UnWholly was a good book. It had some interesting twists, it introduced some new characters, all while bringing back those we came to love so much. The story evolved, and we got a glimpse into what caused the unwinding orders, as well the history behind the Heartland war.
It was a good book, but it wasn't a great book like Unwind was. If this had been a standalone novel, I don't think I would have kept reading until the end. In many ways, I kept reading BECAUSE I love Lev, Risa, and Connor, and not because of the strength of the plot. I kept reading because I loved the first novel so much, that I kept hoping that the sequel would live up to its predecessor, and unfortunately, for me it didn't.
Now that this has become a trilogy, I can't help feeling that UnWholly suffers from a bit of middle book syndrome.
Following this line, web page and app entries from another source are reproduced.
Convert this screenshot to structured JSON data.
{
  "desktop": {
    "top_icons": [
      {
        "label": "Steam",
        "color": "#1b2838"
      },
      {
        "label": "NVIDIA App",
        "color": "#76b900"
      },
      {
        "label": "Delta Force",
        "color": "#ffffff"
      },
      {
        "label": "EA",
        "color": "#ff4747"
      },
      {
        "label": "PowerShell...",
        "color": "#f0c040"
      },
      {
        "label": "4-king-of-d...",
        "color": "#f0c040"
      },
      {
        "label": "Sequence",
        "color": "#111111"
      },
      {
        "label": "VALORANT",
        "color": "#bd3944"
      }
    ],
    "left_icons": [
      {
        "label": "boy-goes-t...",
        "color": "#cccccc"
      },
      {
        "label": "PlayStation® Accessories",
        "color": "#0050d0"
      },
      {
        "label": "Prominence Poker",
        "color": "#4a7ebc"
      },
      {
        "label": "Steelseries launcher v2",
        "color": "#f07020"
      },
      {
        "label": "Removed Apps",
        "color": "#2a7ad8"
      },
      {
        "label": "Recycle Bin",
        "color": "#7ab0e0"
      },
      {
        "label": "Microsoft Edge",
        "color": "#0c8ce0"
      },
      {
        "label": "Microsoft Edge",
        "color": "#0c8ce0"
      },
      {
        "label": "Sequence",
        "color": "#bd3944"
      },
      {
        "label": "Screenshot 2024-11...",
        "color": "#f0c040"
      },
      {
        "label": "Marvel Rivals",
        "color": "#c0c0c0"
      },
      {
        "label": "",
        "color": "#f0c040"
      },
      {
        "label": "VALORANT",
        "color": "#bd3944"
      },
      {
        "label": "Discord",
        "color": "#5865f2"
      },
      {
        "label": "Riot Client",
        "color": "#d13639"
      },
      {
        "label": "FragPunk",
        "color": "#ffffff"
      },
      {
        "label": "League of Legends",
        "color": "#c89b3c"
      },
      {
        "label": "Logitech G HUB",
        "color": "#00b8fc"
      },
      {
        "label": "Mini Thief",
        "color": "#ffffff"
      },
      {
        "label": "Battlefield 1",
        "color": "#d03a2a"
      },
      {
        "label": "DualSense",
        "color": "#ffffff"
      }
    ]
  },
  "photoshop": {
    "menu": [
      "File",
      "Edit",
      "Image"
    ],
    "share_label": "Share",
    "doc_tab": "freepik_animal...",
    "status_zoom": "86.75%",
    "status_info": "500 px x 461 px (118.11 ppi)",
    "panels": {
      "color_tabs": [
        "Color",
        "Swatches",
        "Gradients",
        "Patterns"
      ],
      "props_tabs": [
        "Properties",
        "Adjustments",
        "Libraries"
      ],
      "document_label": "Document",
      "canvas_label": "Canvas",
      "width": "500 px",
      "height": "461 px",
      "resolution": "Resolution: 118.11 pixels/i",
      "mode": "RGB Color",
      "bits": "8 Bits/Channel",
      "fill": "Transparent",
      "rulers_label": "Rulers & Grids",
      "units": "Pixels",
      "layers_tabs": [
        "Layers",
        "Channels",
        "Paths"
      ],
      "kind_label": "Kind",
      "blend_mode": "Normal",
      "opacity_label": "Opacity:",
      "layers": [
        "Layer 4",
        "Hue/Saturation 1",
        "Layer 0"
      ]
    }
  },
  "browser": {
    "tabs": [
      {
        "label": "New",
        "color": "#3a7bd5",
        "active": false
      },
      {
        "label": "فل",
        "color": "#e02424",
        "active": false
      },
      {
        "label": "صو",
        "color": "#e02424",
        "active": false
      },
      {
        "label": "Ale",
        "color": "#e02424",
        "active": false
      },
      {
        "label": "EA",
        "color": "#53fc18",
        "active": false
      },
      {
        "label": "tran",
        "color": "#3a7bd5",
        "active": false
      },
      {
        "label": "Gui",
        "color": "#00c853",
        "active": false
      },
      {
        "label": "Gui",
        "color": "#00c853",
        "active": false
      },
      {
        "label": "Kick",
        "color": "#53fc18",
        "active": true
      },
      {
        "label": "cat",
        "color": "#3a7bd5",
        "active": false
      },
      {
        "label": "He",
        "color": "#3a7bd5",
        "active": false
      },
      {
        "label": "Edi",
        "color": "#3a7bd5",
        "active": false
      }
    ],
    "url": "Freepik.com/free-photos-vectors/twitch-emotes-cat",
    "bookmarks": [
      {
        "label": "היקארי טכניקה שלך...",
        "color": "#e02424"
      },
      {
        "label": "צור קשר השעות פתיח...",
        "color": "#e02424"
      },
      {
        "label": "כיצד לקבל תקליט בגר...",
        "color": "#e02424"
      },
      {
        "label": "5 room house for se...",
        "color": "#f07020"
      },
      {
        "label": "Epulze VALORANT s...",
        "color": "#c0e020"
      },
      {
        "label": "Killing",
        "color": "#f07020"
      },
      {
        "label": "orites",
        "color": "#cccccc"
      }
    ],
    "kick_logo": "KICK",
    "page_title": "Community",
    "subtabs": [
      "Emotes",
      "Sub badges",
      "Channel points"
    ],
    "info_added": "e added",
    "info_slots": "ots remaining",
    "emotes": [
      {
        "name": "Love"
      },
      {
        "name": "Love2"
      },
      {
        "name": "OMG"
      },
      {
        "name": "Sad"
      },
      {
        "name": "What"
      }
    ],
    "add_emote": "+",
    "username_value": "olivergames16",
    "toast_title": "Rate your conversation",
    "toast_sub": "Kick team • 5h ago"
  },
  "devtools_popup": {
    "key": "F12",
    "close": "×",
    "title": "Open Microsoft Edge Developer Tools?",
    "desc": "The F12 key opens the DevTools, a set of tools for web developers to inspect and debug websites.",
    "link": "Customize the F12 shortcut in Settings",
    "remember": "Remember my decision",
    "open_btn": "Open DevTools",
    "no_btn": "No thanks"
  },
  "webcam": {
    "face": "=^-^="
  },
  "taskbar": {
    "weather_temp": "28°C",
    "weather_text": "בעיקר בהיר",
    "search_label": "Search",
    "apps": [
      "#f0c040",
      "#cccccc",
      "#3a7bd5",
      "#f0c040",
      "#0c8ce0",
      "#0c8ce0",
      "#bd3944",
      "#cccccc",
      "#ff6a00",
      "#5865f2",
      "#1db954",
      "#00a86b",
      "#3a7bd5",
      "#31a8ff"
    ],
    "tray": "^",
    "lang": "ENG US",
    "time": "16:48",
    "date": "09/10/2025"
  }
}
And if that's the case, I hope that the final book, UnSouled, will bring back some of the magic.
Fast-paced and action driven, this dystopian novel about a boy named Sam who after hacking into a top electronics company finds himself in the midst o...moreFast-paced and action driven, this dystopian novel about a boy named Sam who after hacking into a top electronics company finds himself in the midst of a cyber-attack, was a good beach read. Among the things I liked: the pace of the story, the concept, and the reveal of the so-called villain. Things I didn't like: the character development was rather weak (in favour of action), the technological elements though interesting were overdone and too jargon heavy, and very few female protagonists. (less)
The thing I liked best about this book was its multimedia approach. I loved the incorporation of vintage (and sometimes creepy) photographs into the s...moreThe thing I liked best about this book was its multimedia approach. I loved the incorporation of vintage (and sometimes creepy) photographs into the story. They really added an interesting element. That being said, I sometimes felt that the photographs were the most interesting thing about the story, and that the storyline itself was secondary. This is sad because it had a lot of potential... it just sadly never lived up to my expectations. (less)
Graceling was awesome, Fire was great, but Bitterblue is just on a whole other level of amazing-ness! And yes, I sat there for 5 minutes trying to thi...moreGraceling was awesome, Fire was great, but Bitterblue is just on a whole other level of amazing-ness! And yes, I sat there for 5 minutes trying to think of a way to express just how amazing it was, and that's the best I came up with!
Anyone who has read Graceling knows that Bitterblue's story is one of strength and determination, and was begging to be told. I wasn't disappointed! The writing was wonderful, and the story was full of intrigue, tension, and betrayals. It was a bit slow-moving at the very beginning, but as someone who read the previous books quite some time ago, I appreciated this time to get re-acquainted with the characters, the setting, and how much has changed since we last saw them in Graceling.
Much more reflective than the previous books, I loved how the focus wasn't necessarily on battles and quests, but instead focused on uncovering the truths behind Leck's legacy in Monsea, and on Bitterblue learning how to become the queen she was destined to be. With so many of our favourite characters in for the ride, good pacing, and lots of little surprises, I love how this books brings everything together, yet still leaves us wanting more.
Brilliant and amazing, it's definitely worth reading!